* [Task directions]:
Each record below must be retyped exactly, with nothing left out.

* [Data under study]:
· · · ·
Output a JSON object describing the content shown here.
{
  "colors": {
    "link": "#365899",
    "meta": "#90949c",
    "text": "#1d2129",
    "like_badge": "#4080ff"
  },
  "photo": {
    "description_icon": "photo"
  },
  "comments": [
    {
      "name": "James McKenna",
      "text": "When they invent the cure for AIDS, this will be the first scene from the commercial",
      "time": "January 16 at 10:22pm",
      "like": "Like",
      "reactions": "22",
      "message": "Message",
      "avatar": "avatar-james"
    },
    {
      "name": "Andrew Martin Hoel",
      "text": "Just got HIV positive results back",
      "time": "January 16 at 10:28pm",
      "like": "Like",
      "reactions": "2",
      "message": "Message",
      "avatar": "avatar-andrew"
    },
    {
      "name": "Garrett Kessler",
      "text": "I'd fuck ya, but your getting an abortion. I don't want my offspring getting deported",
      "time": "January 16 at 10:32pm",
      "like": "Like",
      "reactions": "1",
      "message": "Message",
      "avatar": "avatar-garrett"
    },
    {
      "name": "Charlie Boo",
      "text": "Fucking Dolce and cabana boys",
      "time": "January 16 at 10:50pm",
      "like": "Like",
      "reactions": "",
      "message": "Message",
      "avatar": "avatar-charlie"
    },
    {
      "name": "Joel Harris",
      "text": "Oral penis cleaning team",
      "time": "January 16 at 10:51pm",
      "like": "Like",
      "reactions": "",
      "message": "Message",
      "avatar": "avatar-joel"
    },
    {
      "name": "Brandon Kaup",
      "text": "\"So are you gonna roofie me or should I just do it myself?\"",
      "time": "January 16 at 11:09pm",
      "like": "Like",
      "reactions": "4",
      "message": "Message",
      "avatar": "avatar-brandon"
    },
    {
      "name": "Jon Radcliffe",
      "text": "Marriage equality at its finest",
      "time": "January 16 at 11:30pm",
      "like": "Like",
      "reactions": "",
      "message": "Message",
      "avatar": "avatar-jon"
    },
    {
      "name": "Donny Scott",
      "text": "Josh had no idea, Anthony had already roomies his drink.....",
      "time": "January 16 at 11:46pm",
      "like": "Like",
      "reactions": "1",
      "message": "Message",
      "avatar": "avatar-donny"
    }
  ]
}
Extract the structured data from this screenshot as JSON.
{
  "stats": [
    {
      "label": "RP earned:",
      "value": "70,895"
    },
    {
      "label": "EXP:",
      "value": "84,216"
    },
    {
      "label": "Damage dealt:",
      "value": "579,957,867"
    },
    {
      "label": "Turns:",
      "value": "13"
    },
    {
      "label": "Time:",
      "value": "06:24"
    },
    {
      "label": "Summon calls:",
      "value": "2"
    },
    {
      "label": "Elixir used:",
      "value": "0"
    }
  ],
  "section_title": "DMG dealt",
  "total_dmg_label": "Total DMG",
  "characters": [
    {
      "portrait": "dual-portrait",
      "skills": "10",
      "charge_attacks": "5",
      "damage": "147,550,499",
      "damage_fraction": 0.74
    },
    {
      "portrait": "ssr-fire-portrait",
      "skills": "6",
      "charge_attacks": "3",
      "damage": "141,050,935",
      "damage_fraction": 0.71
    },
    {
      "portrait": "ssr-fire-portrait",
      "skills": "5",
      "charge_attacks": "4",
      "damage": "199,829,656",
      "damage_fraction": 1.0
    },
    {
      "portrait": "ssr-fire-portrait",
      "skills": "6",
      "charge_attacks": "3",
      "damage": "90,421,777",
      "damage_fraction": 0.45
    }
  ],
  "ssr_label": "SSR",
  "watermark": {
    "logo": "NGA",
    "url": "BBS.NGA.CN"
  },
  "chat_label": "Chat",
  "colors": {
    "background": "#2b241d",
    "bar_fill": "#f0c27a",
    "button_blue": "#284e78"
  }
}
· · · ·
* [Output]:
Output a JSON object describing the content shown here.
{
  "colors": {
    "link": "#365899",
    "meta": "#90949c",
    "text": "#1d2129",
    "like_badge": "#4080ff"
  },
  "photo": {
    "description_icon": "photo"
  },
  "comments": [
    {
      "name": "James McKenna",
      "text": "When they invent the cure for AIDS, this will be the first scene from the commercial",
      "time": "January 16 at 10:22pm",
      "like": "Like",
      "reactions": "22",
      "message": "Message",
      "avatar": "avatar-james"
    },
    {
      "name": "Andrew Martin Hoel",
      "text": "Just got HIV positive results back",
      "time": "January 16 at 10:28pm",
      "like": "Like",
      "reactions": "2",
      "message": "Message",
      "avatar": "avatar-andrew"
    },
    {
      "name": "Garrett Kessler",
      "text": "I'd fuck ya, but your getting an abortion. I don't want my offspring getting deported",
      "time": "January 16 at 10:32pm",
      "like": "Like",
      "reactions": "1",
      "message": "Message",
      "avatar": "avatar-garrett"
    },
    {
      "name": "Charlie Boo",
      "text": "Fucking Dolce and cabana boys",
      "time": "January 16 at 10:50pm",
      "like": "Like",
      "reactions": "",
      "message": "Message",
      "avatar": "avatar-charlie"
    },
    {
      "name": "Joel Harris",
      "text": "Oral penis cleaning team",
      "time": "January 16 at 10:51pm",
      "like": "Like",
      "reactions": "",
      "message": "Message",
      "avatar": "avatar-joel"
    },
    {
      "name": "Brandon Kaup",
      "text": "\"So are you gonna roofie me or should I just do it myself?\"",
      "time": "January 16 at 11:09pm",
      "like": "Like",
      "reactions": "4",
      "message": "Message",
      "avatar": "avatar-brandon"
    },
    {
      "name": "Jon Radcliffe",
      "text": "Marriage equality at its finest",
      "time": "January 16 at 11:30pm",
      "like": "Like",
      "reactions": "",
      "message": "Message",
      "avatar": "avatar-jon"
    },
    {
      "name": "Donny Scott",
      "text": "Josh had no idea, Anthony had already roomies his drink.....",
      "time": "January 16 at 11:46pm",
      "like": "Like",
      "reactions": "1",
      "message": "Message",
      "avatar": "avatar-donny"
    }
  ]
}
Extract the structured data from this screenshot as JSON.
{
  "stats": [
    {
      "label": "RP earned:",
      "value": "70,895"
    },
    {
      "label": "EXP:",
      "value": "84,216"
    },
    {
      "label": "Damage dealt:",
      "value": "579,957,867"
    },
    {
      "label": "Turns:",
      "value": "13"
    },
    {
      "label": "Time:",
      "value": "06:24"
    },
    {
      "label": "Summon calls:",
      "value": "2"
    },
    {
      "label": "Elixir used:",
      "value": "0"
    }
  ],
  "section_title": "DMG dealt",
  "total_dmg_label": "Total DMG",
  "characters": [
    {
      "portrait": "dual-portrait",
      "skills": "10",
      "charge_attacks": "5",
      "damage": "147,550,499",
      "damage_fraction": 0.74
    },
    {
      "portrait": "ssr-fire-portrait",
      "skills": "6",
      "charge_attacks": "3",
      "damage": "141,050,935",
      "damage_fraction": 0.71
    },
    {
      "portrait": "ssr-fire-portrait",
      "skills": "5",
      "charge_attacks": "4",
      "damage": "199,829,656",
      "damage_fraction": 1.0
    },
    {
      "portrait": "ssr-fire-portrait",
      "skills": "6",
      "charge_attacks": "3",
      "damage": "90,421,777",
      "damage_fraction": 0.45
    }
  ],
  "ssr_label": "SSR",
  "watermark": {
    "logo": "NGA",
    "url": "BBS.NGA.CN"
  },
  "chat_label": "Chat",
  "colors": {
    "background": "#2b241d",
    "bar_fill": "#f0c27a",
    "button_blue": "#284e78"
  }
}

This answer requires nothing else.